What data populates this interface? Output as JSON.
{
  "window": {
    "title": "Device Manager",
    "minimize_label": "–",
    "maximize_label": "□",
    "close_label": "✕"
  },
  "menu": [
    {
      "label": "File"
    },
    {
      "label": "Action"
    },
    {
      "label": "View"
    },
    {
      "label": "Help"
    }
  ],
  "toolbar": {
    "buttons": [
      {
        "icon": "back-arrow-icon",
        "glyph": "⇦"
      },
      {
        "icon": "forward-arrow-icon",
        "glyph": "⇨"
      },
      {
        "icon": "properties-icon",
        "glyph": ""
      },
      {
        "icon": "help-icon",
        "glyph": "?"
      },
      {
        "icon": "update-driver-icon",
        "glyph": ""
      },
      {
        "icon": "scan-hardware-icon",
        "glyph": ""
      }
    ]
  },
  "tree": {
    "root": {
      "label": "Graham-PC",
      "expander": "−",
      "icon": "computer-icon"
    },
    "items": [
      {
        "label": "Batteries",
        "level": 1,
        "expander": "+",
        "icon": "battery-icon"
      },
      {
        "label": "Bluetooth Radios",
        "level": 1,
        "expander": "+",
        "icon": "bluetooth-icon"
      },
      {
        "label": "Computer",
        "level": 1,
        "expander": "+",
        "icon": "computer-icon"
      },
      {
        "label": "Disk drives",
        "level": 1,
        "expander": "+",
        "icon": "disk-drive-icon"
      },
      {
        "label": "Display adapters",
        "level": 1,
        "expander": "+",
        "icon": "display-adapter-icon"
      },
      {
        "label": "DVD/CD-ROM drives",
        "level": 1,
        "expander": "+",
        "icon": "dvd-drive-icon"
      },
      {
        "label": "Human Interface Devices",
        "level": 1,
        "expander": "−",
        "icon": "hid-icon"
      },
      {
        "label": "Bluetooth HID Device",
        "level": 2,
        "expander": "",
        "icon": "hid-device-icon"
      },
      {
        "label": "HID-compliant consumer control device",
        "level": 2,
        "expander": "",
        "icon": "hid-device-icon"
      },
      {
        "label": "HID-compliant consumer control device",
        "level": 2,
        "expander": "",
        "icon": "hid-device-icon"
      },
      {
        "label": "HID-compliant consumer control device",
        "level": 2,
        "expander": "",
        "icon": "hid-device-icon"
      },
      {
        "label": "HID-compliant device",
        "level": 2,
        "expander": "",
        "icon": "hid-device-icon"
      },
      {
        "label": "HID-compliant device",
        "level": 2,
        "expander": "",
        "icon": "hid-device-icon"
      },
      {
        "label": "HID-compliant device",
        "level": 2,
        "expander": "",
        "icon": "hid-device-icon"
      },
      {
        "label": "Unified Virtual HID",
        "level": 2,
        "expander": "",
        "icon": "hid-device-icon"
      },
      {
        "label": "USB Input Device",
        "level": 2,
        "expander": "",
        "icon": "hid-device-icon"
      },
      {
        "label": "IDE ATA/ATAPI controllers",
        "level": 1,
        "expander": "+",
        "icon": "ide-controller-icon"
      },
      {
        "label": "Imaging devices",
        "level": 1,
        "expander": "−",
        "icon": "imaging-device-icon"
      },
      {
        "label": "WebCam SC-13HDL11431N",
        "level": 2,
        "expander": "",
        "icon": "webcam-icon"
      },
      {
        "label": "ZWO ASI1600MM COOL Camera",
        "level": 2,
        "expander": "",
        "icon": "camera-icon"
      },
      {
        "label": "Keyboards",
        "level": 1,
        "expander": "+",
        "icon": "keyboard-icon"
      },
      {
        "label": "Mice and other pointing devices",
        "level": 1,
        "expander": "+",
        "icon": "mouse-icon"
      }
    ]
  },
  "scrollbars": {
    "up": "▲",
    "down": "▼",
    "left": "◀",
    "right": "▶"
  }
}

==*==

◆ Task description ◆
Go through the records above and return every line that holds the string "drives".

◆ Answer box ◆
        "label": "Disk drives",
        "label": "DVD/CD-ROM drives",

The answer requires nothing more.